The newsroom at the grey lady, the New York Times, is a little less than it was with the death of the legendary R.W. Apple Jr.
With his Dickensian byline, Churchillian brio and Falstaffian appetites, Mr. Apple, who was known as Johnny, was a singular presence at The Times almost from the moment he joined the metropolitan staff in 1963. He remained a colorful figure as new generations of journalists around him grew more pallid, and his encyclopedic knowledge, grace of expression - and above all his expense account - were the envy of his competitors, imitators and peers.
He was a reporter's reporter:
There was a reason why reporters told stories about Apple. They recognized many of their own traits in him, grotesquely magnified. The shock of recognition frightened them. Apple was like them, only more blatant.
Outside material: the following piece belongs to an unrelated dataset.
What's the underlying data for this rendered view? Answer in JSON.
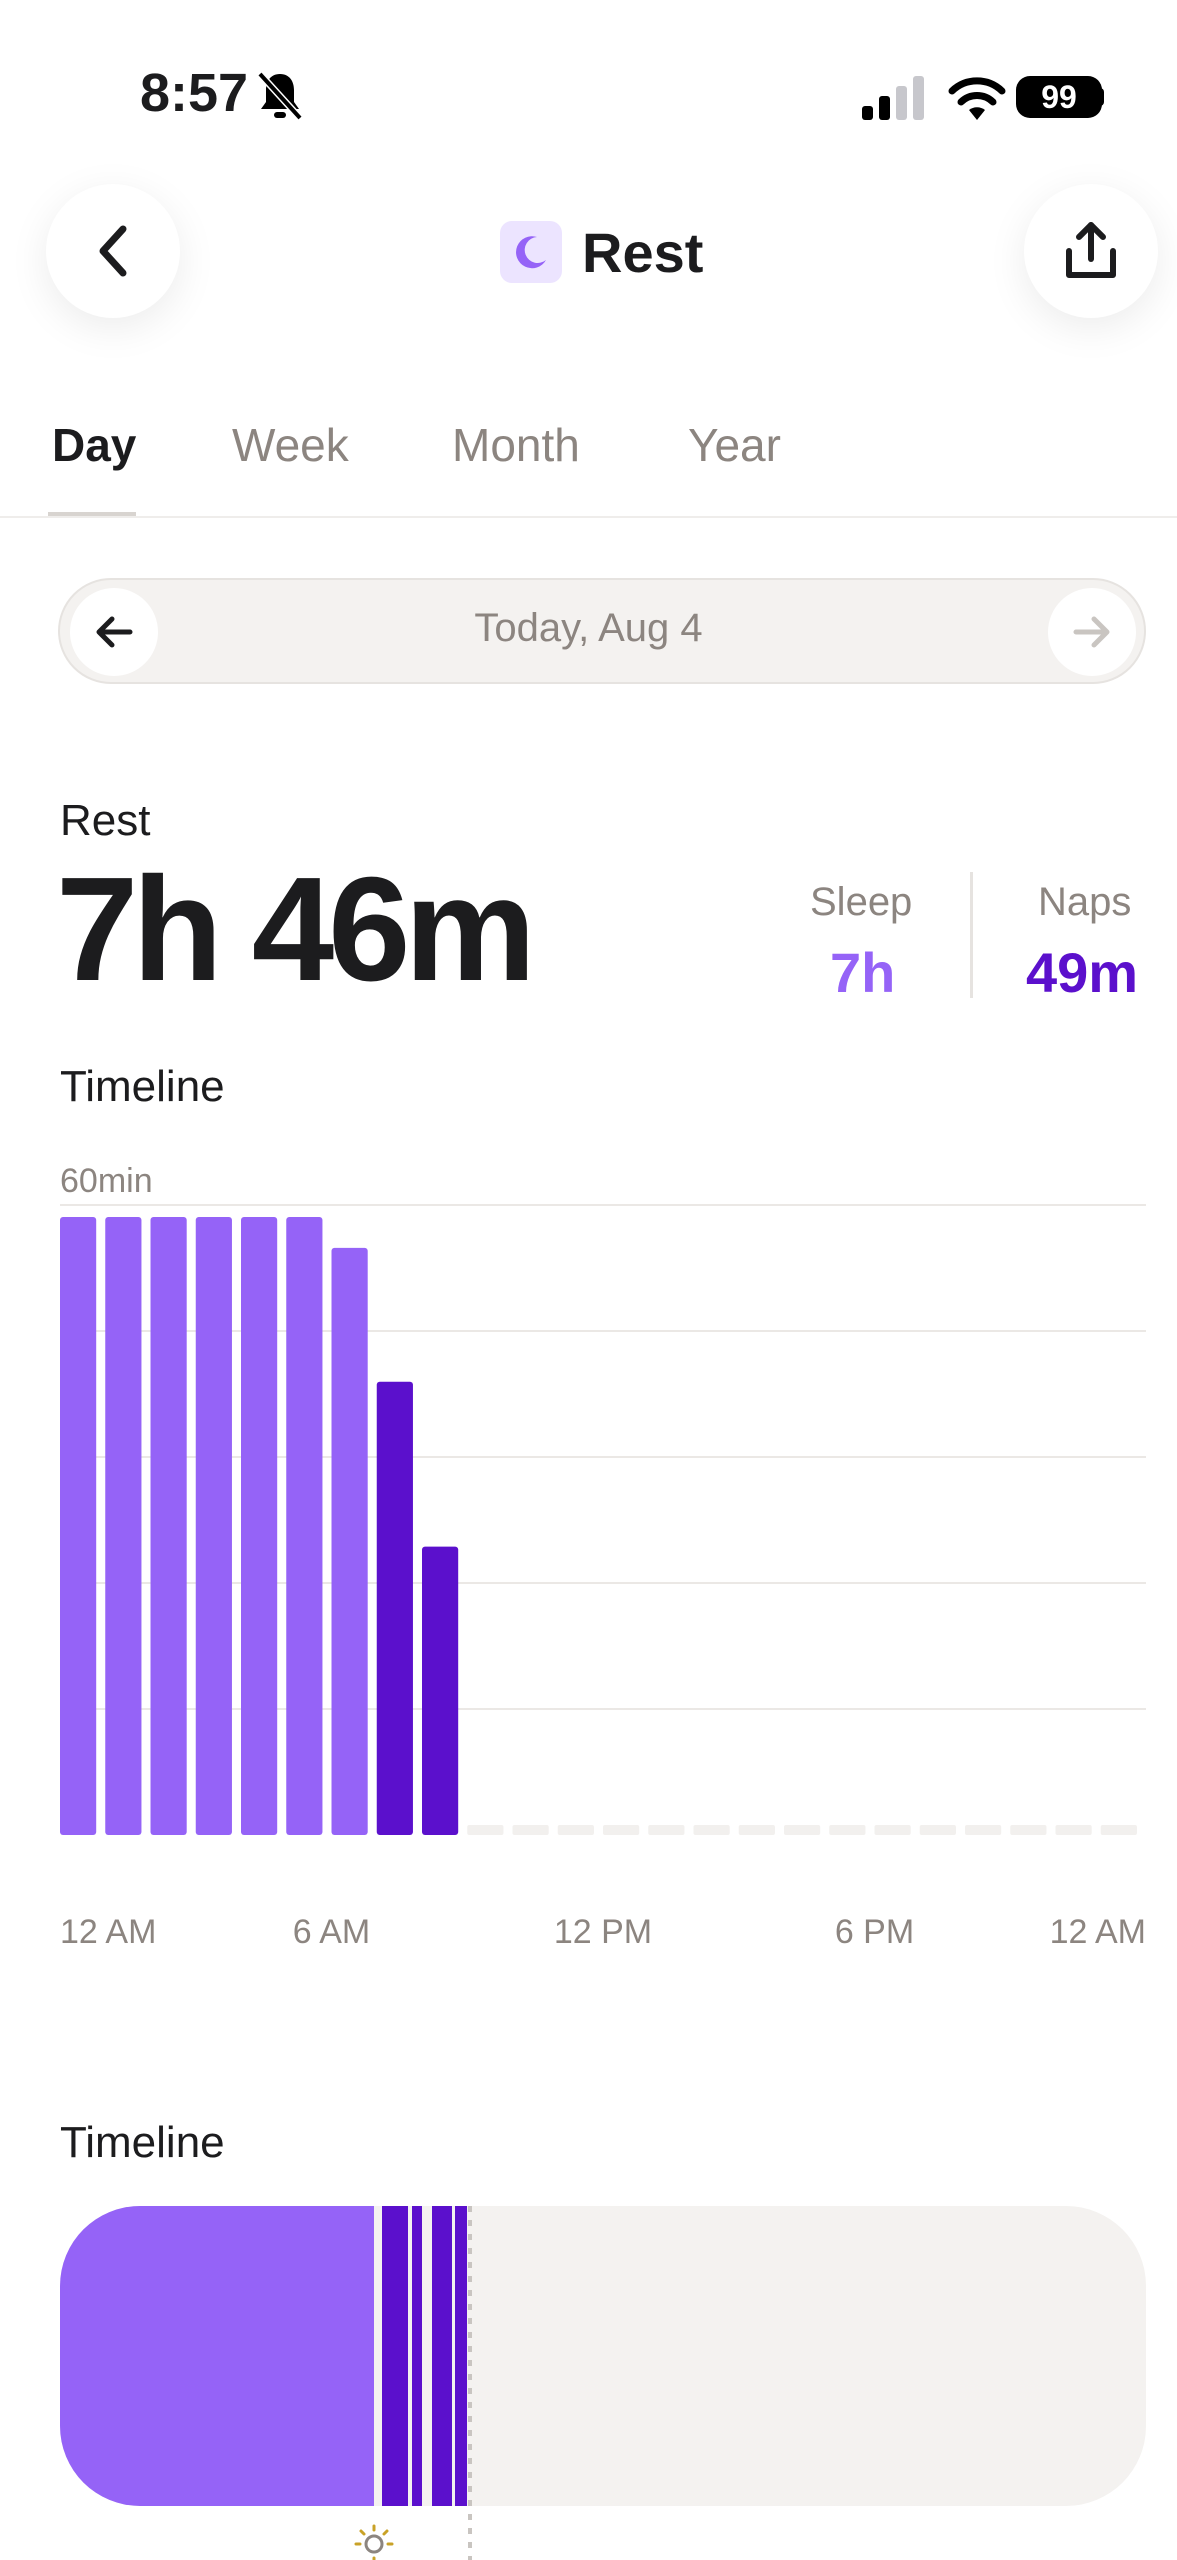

He openly displayed the faults they tried to hide: the insecurity, the ambitiousness, the name-dropping and the weakness for powerful men.
In a fashion true to his craft, he afflicted the comfortable and comforted the afflicted.